The Power of Pricing

Pricing services by the hour may be simple, but it is not always the best way forward. On the other hand, how do you confidently calculate fixed price servicing in a simple way without selling yourself short? Tate Henshaw from Xero introduces a couple of methods. ~WizeOwl

Nothing sparks more debate among accountants than the topic of pricing. Everyone seems to have their own method and yet no one feels as if they’ve got it all figured out. The cloud has driven a big shift in the industry from hourly pricing to the fixed or value pricing model.
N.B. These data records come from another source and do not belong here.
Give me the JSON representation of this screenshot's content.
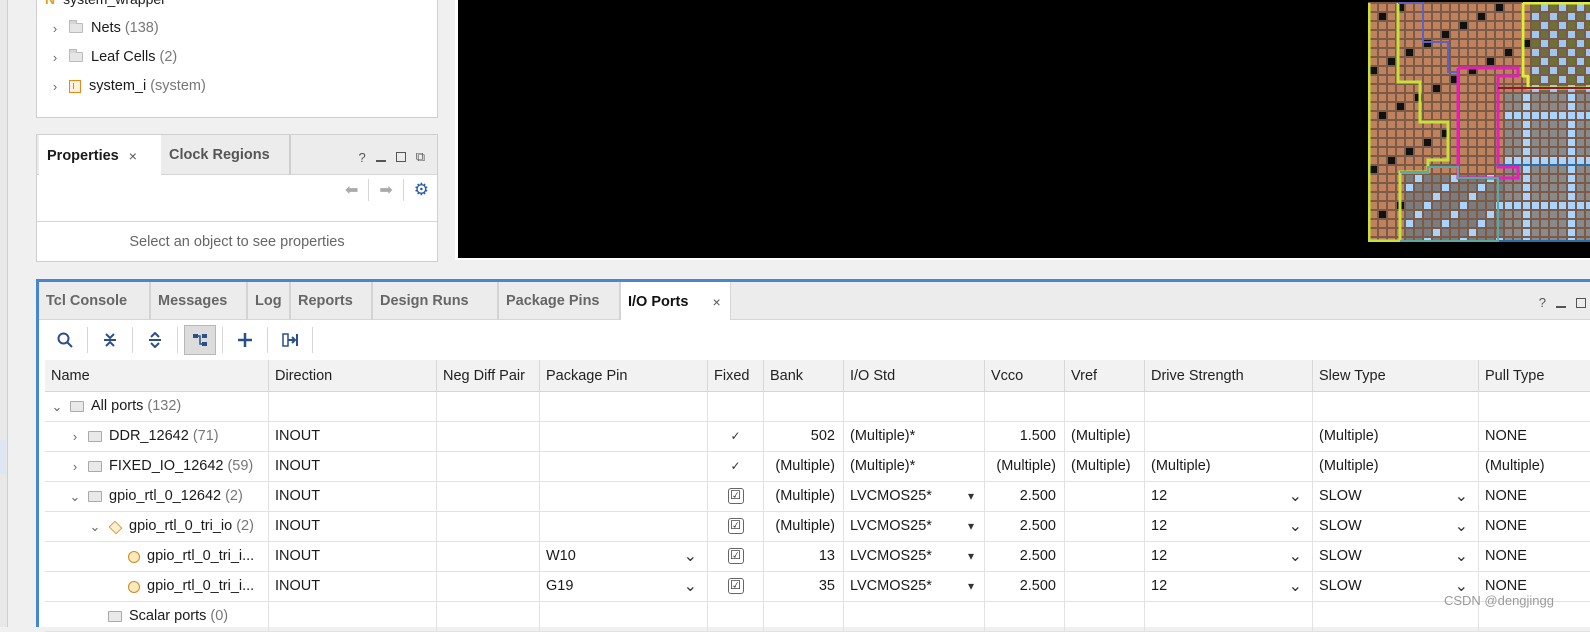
{
  "netlist": {
    "top_item": "system_wrapper",
    "items": [
      {
        "label": "Nets",
        "count": "(138)"
      },
      {
        "label": "Leaf Cells",
        "count": "(2)"
      },
      {
        "label": "system_i",
        "count": "(system)"
      }
    ]
  },
  "properties": {
    "tab_active": "Properties",
    "tab_inactive": "Clock Regions",
    "hint": "Select an object to see properties",
    "help": "?"
  },
  "bottom_tabs": [
    "Tcl Console",
    "Messages",
    "Log",
    "Reports",
    "Design Runs",
    "Package Pins",
    "I/O Ports"
  ],
  "bottom_help": "?",
  "columns": [
    "Name",
    "Direction",
    "Neg Diff Pair",
    "Package Pin",
    "Fixed",
    "Bank",
    "I/O Std",
    "Vcco",
    "Vref",
    "Drive Strength",
    "Slew Type",
    "Pull Type"
  ],
  "rows": [
    {
      "name": "All ports",
      "count": "(132)",
      "direction": "",
      "neg": "",
      "pin": "",
      "fixed": "",
      "bank": "",
      "iostd": "",
      "vcco": "",
      "vref": "",
      "drive": "",
      "slew": "",
      "pull": ""
    },
    {
      "name": "DDR_12642",
      "count": "(71)",
      "direction": "INOUT",
      "neg": "",
      "pin": "",
      "fixed": "✓",
      "bank": "502",
      "iostd": "(Multiple)*",
      "vcco": "1.500",
      "vref": "(Multiple)",
      "drive": "",
      "slew": "(Multiple)",
      "pull": "NONE"
    },
    {
      "name": "FIXED_IO_12642",
      "count": "(59)",
      "direction": "INOUT",
      "neg": "",
      "pin": "",
      "fixed": "✓",
      "bank": "(Multiple)",
      "iostd": "(Multiple)*",
      "vcco": "(Multiple)",
      "vref": "(Multiple)",
      "drive": "(Multiple)",
      "slew": "(Multiple)",
      "pull": "(Multiple)"
    },
    {
      "name": "gpio_rtl_0_12642",
      "count": "(2)",
      "direction": "INOUT",
      "neg": "",
      "pin": "",
      "fixed": "☑",
      "bank": "(Multiple)",
      "iostd": "LVCMOS25*",
      "vcco": "2.500",
      "vref": "",
      "drive": "12",
      "slew": "SLOW",
      "pull": "NONE"
    },
    {
      "name": "gpio_rtl_0_tri_io",
      "count": "(2)",
      "direction": "INOUT",
      "neg": "",
      "pin": "",
      "fixed": "☑",
      "bank": "(Multiple)",
      "iostd": "LVCMOS25*",
      "vcco": "2.500",
      "vref": "",
      "drive": "12",
      "slew": "SLOW",
      "pull": "NONE"
    },
    {
      "name": "gpio_rtl_0_tri_i...",
      "count": "",
      "direction": "INOUT",
      "neg": "",
      "pin": "W10",
      "fixed": "☑",
      "bank": "13",
      "iostd": "LVCMOS25*",
      "vcco": "2.500",
      "vref": "",
      "drive": "12",
      "slew": "SLOW",
      "pull": "NONE"
    },
    {
      "name": "gpio_rtl_0_tri_i...",
      "count": "",
      "direction": "INOUT",
      "neg": "",
      "pin": "G19",
      "fixed": "☑",
      "bank": "35",
      "iostd": "LVCMOS25*",
      "vcco": "2.500",
      "vref": "",
      "drive": "12",
      "slew": "SLOW",
      "pull": "NONE"
    },
    {
      "name": "Scalar ports",
      "count": "(0)",
      "direction": "",
      "neg": "",
      "pin": "",
      "fixed": "",
      "bank": "",
      "iostd": "",
      "vcco": "",
      "vref": "",
      "drive": "",
      "slew": "",
      "pull": ""
    }
  ],
  "watermark": "CSDN @dengjingg",
  "colors": {
    "accent": "#4a86d0",
    "device_bg": "#000000"
  }
}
While the hourly pricing model is far from ideal for a modern firm, no one can ignore it’s simplicity. Each staff member has an hourly rate, they track their time, multiply the two together, and send a bill. While undoubtedly more reflective of the service provided, how do you calculate fixed or value pricing? Here are a few possibilities.

Benefit to cost ratio

This can work well for tax planning. If you know you can save someone $3,000, charge $1,000. This could also work if you can quantify the time you’re going to save a client. Multiply that by their implied hourly rate and, voila! This can also work for the tried-and-true in-house bookkeeper replacement model. If a company is paying an in house bookkeeper $30,000 and you can do it for $20,000 – that’s an easy sell. The point of this model isn’t the specific benefit you use (time, costs, staff) it’s the fact that you’re tying your value to their direct benefit.

$500 per month for every $500,000 in annual revenue

For continuing accounting services. This may need to be tweaked for different industries but it’s a good starting point. For low margin industries you may have to flip this around, although for an inventory heavy business you may need to increase it due to complexity. I would recommend, for each industry vertical you’re in, coming up with a base number like this for quick estimations.

Between 1-5% of gross income

The “somewhere” should depend on your level of involvement. Writeup work is worth less and outsourced CFO is worth more. For clients where you’re handling full business management, with some concierge level services included, your rate should be closer to 5%. For tax clients who just need bank accounts reconciled – around 1% should be your sweet spot. I wouldn’t necessarily use this as the primary pricing method, but as more of a “guard rail” situation for making sure the price you end up with is going to make sense.

Free tax returns

This method undoubtedly gets people’s attention. Obviously in reality we’re not going to give away our time. What we can do is put the emphasis on the value-add services (consulting, coaching, forecasting and so on) and get away from the commoditization of compliance services. Now the conversation has changed and the client’s focus has been moved from price to value.

You may not choose just one of these methods. The sweet spot for your firm could be a combination of two or more of these methods. There are other factors you can take into consideration including transactions, expenses and more. The key is to continue refining your process and to realize that you can always renegotiate engagements. And be confident! You’re the expert in your field and you’re worth a premium.

At Xero Hour this month, we’ll be continuing the important conversation about pricing – learning from each other and sharing best practices. Xero Hour has been a valuable platform both for me personally and for Polay+Clark. We’ve seen improvements in workflows, found new apps for our toolbox, and even made connections that have led to new business opportunities. It’s my hope that each attendee realizes that same benefits that I have personally experienced. Come alone and let’s talk about accelerating our firms together!